→ WHAT THE EXERCISE ASKS: Each of the lines below must be retyped character for character.

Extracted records

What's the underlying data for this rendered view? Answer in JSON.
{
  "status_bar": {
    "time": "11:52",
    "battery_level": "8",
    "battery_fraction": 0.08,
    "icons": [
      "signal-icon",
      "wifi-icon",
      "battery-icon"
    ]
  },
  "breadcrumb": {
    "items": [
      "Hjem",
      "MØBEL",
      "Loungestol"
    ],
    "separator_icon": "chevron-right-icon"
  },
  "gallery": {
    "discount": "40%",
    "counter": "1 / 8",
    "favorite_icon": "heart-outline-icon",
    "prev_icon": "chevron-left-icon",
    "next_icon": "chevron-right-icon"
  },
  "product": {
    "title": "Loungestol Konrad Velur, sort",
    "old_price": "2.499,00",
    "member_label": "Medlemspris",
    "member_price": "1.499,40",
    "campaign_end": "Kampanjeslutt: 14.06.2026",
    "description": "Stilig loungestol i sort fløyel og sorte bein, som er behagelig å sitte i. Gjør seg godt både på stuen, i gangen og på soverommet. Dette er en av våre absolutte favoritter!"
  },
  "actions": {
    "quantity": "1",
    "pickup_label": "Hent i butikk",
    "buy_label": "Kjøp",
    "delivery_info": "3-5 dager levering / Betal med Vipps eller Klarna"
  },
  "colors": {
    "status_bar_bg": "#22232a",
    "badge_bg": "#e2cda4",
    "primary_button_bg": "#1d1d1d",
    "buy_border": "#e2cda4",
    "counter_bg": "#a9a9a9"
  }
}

→ SOLUTION TO THIS PROBLEM:
What's the underlying data for this rendered view? Answer in JSON.
{
  "status_bar": {
    "time": "11:52",
    "battery_level": "8",
    "battery_fraction": 0.08,
    "icons": [
      "signal-icon",
      "wifi-icon",
      "battery-icon"
    ]
  },
  "breadcrumb": {
    "items": [
      "Hjem",
      "MØBEL",
      "Loungestol"
    ],
    "separator_icon": "chevron-right-icon"
  },
  "gallery": {
    "discount": "40%",
    "counter": "1 / 8",
    "favorite_icon": "heart-outline-icon",
    "prev_icon": "chevron-left-icon",
    "next_icon": "chevron-right-icon"
  },
  "product": {
    "title": "Loungestol Konrad Velur, sort",
    "old_price": "2.499,00",
    "member_label": "Medlemspris",
    "member_price": "1.499,40",
    "campaign_end": "Kampanjeslutt: 14.06.2026",
    "description": "Stilig loungestol i sort fløyel og sorte bein, som er behagelig å sitte i. Gjør seg godt både på stuen, i gangen og på soverommet. Dette er en av våre absolutte favoritter!"
  },
  "actions": {
    "quantity": "1",
    "pickup_label": "Hent i butikk",
    "buy_label": "Kjøp",
    "delivery_info": "3-5 dager levering / Betal med Vipps eller Klarna"
  },
  "colors": {
    "status_bar_bg": "#22232a",
    "badge_bg": "#e2cda4",
    "primary_button_bg": "#1d1d1d",
    "buy_border": "#e2cda4",
    "counter_bg": "#a9a9a9"
  }
}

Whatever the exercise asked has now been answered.